Domestic and short-haul travel has become a two-edged sword. On the one hand, budget carriers have made getting away from it all much cheaper, but on the other hand, poorly managed security processes, strict luggage allowances and jobsworths have made it tiresome and stressful. I once had an argument with the a security operator as to whether a transparent bag printed with a retailers logo in the middle counted as “clear”. It wasn’t a great start to the holiday. Anyway….
Spotting a niche in the market for carry-on luggage that meets the needs of the traveller, security and the airlines, James Fyfe launched the GoBag on Kickstarter back in 2015 eventually reaching 663% funded with almost 2,500 backers. The special feature of the GoBag is a vacuum-pack compartment that can be stuffed with clothes and then vacumed to suck most of the air out. This dramatically reduces the volume of clothing and is incredibly useful in maximising space. If a vacuum’s not available at the other end, sitting on the bag nearly works as well. Regardless, it’s great for short-breaks.
The Scottish GoBag team are back with an updated GoBag BackPack, a second iteration of the original idea, and looking to repeat the first’s success on Kickstarter. It’s already blown through its target of GB£10,000 and is past £30,000 in a couple of days.
The Backpack has nine features for stress-free travel.
It’s perfect for carry-on at 35 x 55 x 20 cm.
It’s got the vacuum-compression system.
It’s got loads of zips. Makes it easier to find stuff.
It’s got a transparent waterproof wash bag. No leaks and no whining from security Herberts.
It’s got a top pocket for easy-to-get at stuff along with a soft pocket for sunglasses and mobiles phones.
It’s got a secret pocket for important documents (seriously, don’t put your passport and tickets in there – someone might steal the whole bag!)
It’s got a backpack harness that hides away so it doesn’t snag when it’s not needed.
It’s got a laptop pocket. Duh!
It’s got two bottle pockets. Stay hydrated folks.
There are still a few “Early Bird” offers – get in quick for GB£125 / US$163. If you miss that, it’s £125 / $179.
As always with crowd-funding, don’t spend what you can’t afford to lose, but as GoBag are on to their second campaign after a successful first, there’s a good chance they’ll deliver.
Virgin America sure does its pre-flight safety announcements a little differently…..
From YouTube – Buckle up to get down. We’ve enlisted the help of Virgin Produced, Director Jon M. Chu, Choreographers Jamal Sims and Christopher Scott, Composer/Producer Jean-yves “Jeeve” Ducornet, Virgin America teammates, and dance stars like Todrick Hall and Madd Chadd to give our safety video a new song and dance — literally. From the exit doors to the oxygen masks, no seat belt was left unbuckled.”
Certainly an innovative way to get passengers to pay attention to the instructions but I think it might get a little wearing for frequently flyers.
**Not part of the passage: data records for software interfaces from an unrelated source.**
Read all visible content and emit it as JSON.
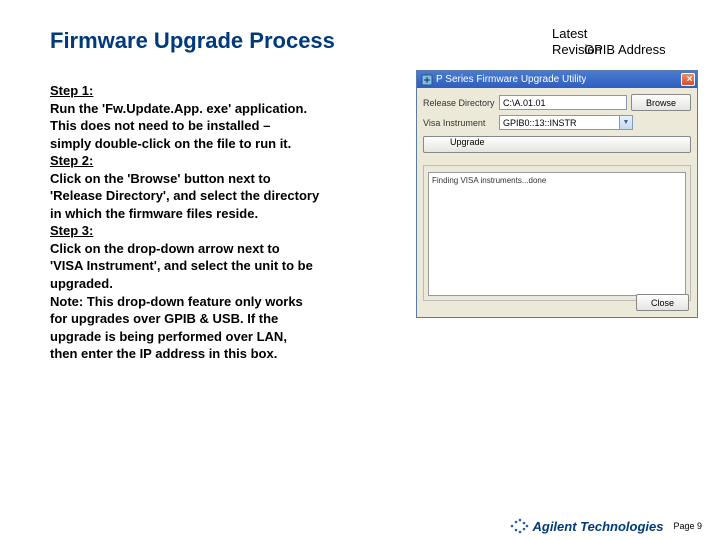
{
  "title": "Firmware Upgrade Process",
  "steps": {
    "s1_label": "Step 1:",
    "s1_a": "Run the 'Fw.Update.App. exe' application.",
    "s1_b": "This does not need to be installed –",
    "s1_c": "simply double-click on the file to run it.",
    "s2_label": "Step 2:",
    "s2_a": "Click on the 'Browse' button next to",
    "s2_b": "'Release Directory', and select the directory",
    "s2_c": "in which the firmware files reside.",
    "s3_label": "Step 3:",
    "s3_a": "Click on the drop-down arrow next to",
    "s3_b": "'VISA Instrument', and select the unit to be",
    "s3_c": "upgraded.",
    "note_a": "Note: This drop-down feature only works",
    "note_b": "for upgrades over GPIB & USB. If the",
    "note_c": "upgrade is being performed over LAN,",
    "note_d": "then enter the IP address in this box."
  },
  "annot": {
    "line1": "Latest",
    "line2": "Revision",
    "right_overlap": "GPIB Address"
  },
  "app": {
    "title": "P Series Firmware Upgrade Utility",
    "release_dir_label": "Release Directory",
    "release_dir_value": "C:\\A.01.01",
    "browse_label": "Browse",
    "visa_label": "Visa Instrument",
    "visa_value": "GPIB0::13::INSTR",
    "upgrade_label": "Upgrade",
    "log_line": "Finding VISA instruments...done",
    "close_label": "Close"
  },
  "footer": {
    "brand": "Agilent Technologies",
    "page": "Page 9"
  }
}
Has anyone actually seen this on a plane?
Back in 2005 Google created an enhanced strategic partnership with AOL, which caused some rumblings. Google’s blog (a post by Marissa Meyer, who was VP of Search Products & User Experience at the time) cleared up some misconceptions – including not putting banner ads on their search site. However, times are changing and Google has to look at all possibilities for continued growth. That includes banner ads.
The AOL partnership mostly brought on concern that AOL search results would get priority and bias competitors. Google posted it’s reply to most of those, including:
There will be no banner ads on the Google homepage or web search results pages. There will not be crazy, flashy, graphical doodads flying and popping up all over the Google site. Ever.
Ever is a big word. While Google is probably still not going to place “crazy, flashy, graphical doodads”, there might be some other product placement on Google search results.
Google confirmed they were testing images on top of search results. This is to make up for falling ad prices and slower desktop search results. While images on top of a page might not be called “banner ads” per se, it kinda feels like a banner ad.
Of course, Google runs tests all the time. Therefore it goes to see how people would react to an image at the top of the screen.
It’s also an ad that shows up if you are looking for air travel or information on Southwest. So if you are looking for it anyway, would an ad at the top be invasive?
Ads have been on Google for a while – in text formats to the right. It’s part of Google’s “Multi-year evolution” – adding text ads and videos to the site.
It’s all about a lack of mobile ad solution to search, since people are switching to their phones and those dedicated apps. After all, how many of us did a search for Facebook or Twitter and clicked on the link in the search results to get to the website?